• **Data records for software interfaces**
═══

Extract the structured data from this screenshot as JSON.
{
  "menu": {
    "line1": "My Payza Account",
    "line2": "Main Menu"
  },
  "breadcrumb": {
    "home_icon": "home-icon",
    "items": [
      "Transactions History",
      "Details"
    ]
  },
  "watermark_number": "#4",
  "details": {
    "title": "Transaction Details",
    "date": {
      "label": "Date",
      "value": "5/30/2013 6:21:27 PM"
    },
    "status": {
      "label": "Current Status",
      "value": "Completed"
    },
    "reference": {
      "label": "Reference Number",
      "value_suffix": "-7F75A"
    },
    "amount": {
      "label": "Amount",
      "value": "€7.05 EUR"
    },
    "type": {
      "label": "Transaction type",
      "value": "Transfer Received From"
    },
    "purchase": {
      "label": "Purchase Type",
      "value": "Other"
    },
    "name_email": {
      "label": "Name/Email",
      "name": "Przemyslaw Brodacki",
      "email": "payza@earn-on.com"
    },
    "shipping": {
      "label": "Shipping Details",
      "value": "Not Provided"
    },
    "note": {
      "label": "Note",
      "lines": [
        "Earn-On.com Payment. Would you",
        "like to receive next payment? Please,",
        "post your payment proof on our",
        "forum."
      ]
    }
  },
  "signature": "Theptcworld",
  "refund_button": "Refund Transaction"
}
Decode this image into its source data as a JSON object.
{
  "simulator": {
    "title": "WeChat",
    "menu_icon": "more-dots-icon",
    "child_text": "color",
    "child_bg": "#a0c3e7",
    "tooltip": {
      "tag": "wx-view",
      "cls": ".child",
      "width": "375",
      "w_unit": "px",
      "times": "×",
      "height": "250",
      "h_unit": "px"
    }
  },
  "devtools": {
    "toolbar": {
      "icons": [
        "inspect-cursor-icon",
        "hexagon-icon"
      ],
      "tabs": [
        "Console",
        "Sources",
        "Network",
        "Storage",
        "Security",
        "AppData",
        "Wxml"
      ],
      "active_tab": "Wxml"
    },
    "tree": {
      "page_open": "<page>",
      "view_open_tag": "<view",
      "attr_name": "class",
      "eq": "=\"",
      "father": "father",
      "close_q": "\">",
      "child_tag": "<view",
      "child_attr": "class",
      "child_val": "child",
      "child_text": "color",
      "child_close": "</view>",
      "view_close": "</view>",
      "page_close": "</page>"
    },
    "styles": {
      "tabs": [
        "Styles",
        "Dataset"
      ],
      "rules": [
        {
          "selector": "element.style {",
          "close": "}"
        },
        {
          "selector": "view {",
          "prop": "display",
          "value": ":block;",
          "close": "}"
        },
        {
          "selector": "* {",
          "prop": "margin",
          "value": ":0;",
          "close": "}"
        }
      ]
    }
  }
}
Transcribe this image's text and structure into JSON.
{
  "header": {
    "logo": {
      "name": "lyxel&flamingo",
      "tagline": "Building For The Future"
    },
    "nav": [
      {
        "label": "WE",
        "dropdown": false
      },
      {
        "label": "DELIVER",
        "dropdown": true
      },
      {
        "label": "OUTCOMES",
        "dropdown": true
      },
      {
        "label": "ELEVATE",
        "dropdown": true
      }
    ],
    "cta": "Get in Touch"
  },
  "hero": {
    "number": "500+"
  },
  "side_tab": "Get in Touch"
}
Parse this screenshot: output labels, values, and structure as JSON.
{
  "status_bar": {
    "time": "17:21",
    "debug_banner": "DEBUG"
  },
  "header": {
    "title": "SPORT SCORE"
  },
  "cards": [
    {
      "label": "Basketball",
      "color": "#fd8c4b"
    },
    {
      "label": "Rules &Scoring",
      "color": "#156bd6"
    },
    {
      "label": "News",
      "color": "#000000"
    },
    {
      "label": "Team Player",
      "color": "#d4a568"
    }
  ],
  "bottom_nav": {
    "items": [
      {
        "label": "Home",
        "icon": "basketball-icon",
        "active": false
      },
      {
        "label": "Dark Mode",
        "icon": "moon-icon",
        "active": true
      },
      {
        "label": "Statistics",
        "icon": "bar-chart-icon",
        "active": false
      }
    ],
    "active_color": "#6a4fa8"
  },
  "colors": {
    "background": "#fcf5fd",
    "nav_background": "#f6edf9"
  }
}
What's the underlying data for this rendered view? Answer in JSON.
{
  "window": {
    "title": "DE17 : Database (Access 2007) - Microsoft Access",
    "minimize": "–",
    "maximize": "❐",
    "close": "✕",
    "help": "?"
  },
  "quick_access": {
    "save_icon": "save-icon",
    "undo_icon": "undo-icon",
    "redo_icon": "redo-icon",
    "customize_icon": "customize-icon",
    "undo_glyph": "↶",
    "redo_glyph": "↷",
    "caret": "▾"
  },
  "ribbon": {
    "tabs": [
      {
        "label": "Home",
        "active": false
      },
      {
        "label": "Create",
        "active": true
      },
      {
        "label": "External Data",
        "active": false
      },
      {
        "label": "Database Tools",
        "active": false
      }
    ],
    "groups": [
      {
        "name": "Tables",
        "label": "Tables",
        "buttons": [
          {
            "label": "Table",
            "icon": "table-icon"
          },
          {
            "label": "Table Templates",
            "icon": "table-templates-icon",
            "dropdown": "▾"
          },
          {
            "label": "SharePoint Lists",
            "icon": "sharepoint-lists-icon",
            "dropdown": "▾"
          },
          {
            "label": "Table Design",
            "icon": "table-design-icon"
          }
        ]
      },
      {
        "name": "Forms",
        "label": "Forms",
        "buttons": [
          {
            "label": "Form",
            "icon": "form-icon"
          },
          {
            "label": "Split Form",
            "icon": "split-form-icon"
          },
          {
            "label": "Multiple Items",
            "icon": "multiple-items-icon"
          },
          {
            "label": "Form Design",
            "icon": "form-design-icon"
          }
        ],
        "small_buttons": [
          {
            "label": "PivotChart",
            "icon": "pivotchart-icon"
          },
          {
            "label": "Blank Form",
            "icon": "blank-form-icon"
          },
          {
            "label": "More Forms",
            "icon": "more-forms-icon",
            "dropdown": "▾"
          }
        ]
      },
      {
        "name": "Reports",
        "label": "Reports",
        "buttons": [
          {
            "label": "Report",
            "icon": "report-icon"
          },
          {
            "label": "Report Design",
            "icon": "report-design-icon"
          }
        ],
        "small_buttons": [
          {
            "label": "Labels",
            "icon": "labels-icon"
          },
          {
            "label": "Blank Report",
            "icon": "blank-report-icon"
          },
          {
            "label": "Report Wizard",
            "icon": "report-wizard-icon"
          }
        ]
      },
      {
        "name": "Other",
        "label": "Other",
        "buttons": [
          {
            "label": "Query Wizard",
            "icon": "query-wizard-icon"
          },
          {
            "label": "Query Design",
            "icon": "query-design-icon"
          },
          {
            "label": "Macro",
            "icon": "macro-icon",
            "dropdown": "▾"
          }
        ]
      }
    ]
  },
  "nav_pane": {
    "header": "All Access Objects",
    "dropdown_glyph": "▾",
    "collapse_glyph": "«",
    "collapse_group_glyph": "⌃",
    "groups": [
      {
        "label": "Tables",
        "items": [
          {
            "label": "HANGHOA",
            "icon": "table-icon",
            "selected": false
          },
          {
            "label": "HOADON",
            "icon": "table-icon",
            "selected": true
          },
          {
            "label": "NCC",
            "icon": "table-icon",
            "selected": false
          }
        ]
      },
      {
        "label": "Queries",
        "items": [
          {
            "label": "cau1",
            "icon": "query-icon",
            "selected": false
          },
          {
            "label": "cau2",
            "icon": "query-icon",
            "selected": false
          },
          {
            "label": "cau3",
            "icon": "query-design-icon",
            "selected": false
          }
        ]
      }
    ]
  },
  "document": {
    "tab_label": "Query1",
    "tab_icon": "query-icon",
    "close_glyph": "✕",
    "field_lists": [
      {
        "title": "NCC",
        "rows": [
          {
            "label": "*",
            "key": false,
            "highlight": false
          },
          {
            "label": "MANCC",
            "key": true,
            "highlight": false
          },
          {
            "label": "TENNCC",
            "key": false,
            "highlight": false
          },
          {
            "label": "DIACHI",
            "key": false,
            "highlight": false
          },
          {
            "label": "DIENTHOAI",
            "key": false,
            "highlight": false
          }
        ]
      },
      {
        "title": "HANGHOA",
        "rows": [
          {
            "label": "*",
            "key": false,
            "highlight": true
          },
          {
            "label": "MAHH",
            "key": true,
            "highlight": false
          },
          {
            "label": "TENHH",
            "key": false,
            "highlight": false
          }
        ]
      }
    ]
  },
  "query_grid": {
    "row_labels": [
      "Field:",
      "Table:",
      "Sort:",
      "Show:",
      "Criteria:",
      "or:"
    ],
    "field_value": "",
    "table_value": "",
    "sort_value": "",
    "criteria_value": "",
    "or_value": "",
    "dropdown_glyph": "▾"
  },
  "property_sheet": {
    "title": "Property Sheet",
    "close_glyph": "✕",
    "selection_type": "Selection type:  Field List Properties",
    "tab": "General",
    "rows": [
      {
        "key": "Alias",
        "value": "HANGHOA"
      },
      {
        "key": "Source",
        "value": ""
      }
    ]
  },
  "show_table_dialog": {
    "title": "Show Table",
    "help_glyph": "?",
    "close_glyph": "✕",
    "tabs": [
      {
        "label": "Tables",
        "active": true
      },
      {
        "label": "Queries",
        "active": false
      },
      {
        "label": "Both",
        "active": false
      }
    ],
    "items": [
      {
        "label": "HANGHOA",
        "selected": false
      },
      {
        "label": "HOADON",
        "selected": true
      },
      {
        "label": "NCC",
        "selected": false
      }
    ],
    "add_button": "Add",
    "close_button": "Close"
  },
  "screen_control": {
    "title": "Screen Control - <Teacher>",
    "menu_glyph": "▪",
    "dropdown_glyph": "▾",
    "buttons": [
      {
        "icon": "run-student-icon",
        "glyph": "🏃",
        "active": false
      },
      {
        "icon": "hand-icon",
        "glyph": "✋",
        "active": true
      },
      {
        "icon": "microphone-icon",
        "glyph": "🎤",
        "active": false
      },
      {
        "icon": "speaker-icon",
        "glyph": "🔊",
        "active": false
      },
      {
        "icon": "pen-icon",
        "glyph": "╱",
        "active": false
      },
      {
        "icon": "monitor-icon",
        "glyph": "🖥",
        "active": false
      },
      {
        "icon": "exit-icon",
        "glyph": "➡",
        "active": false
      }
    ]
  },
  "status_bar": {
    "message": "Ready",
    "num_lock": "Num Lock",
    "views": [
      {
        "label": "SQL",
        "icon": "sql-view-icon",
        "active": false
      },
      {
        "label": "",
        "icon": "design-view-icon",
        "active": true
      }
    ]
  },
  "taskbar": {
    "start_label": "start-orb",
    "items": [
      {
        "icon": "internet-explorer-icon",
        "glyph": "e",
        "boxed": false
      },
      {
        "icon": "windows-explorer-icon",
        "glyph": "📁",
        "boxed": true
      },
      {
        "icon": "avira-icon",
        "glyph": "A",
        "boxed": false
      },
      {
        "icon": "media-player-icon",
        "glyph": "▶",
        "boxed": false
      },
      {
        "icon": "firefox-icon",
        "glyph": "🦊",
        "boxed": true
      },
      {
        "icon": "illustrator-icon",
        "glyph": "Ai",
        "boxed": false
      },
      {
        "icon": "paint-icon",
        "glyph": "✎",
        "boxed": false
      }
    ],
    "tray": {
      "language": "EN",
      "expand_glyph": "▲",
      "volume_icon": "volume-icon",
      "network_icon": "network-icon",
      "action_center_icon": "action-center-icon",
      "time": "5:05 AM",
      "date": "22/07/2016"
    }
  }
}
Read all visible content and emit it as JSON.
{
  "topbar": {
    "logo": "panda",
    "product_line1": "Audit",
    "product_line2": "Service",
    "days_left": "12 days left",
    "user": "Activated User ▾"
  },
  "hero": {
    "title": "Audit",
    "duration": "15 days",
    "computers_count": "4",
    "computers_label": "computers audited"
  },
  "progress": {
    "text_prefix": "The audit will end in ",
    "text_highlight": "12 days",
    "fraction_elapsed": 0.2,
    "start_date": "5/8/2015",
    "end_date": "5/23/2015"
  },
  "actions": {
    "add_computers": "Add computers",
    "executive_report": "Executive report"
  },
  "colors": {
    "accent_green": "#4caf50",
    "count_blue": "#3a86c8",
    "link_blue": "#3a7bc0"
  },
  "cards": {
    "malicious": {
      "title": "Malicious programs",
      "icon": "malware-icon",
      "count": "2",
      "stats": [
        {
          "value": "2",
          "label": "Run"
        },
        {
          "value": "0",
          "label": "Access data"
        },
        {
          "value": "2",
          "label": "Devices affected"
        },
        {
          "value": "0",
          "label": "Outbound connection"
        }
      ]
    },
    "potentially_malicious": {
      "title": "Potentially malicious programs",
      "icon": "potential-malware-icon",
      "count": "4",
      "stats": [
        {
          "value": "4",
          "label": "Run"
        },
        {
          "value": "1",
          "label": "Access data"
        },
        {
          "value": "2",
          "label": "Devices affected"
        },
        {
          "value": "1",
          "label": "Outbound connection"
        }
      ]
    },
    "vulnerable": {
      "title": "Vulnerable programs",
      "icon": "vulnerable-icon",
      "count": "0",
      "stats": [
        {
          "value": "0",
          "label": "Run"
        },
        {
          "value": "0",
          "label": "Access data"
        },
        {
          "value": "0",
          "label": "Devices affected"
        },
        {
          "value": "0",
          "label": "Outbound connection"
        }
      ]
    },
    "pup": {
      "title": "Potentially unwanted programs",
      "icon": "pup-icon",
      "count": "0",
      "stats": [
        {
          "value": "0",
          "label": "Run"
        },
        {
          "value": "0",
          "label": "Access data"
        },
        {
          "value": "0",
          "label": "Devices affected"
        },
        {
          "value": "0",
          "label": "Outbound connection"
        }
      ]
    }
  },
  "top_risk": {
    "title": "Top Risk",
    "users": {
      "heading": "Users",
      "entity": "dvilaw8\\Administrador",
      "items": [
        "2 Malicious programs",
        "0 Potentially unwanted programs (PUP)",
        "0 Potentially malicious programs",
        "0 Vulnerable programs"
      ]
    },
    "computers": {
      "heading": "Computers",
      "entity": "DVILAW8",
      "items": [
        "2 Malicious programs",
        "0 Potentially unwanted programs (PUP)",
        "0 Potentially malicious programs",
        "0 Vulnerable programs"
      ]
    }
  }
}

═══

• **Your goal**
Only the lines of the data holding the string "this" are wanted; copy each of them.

• **Solved exercise**
Extract the structured data from this screenshot as JSON.
Decode this image into its source data as a JSON object.
Transcribe this image's text and structure into JSON.
Parse this screenshot: output labels, values, and structure as JSON.
What's the underlying data for this rendered view? Answer in JSON.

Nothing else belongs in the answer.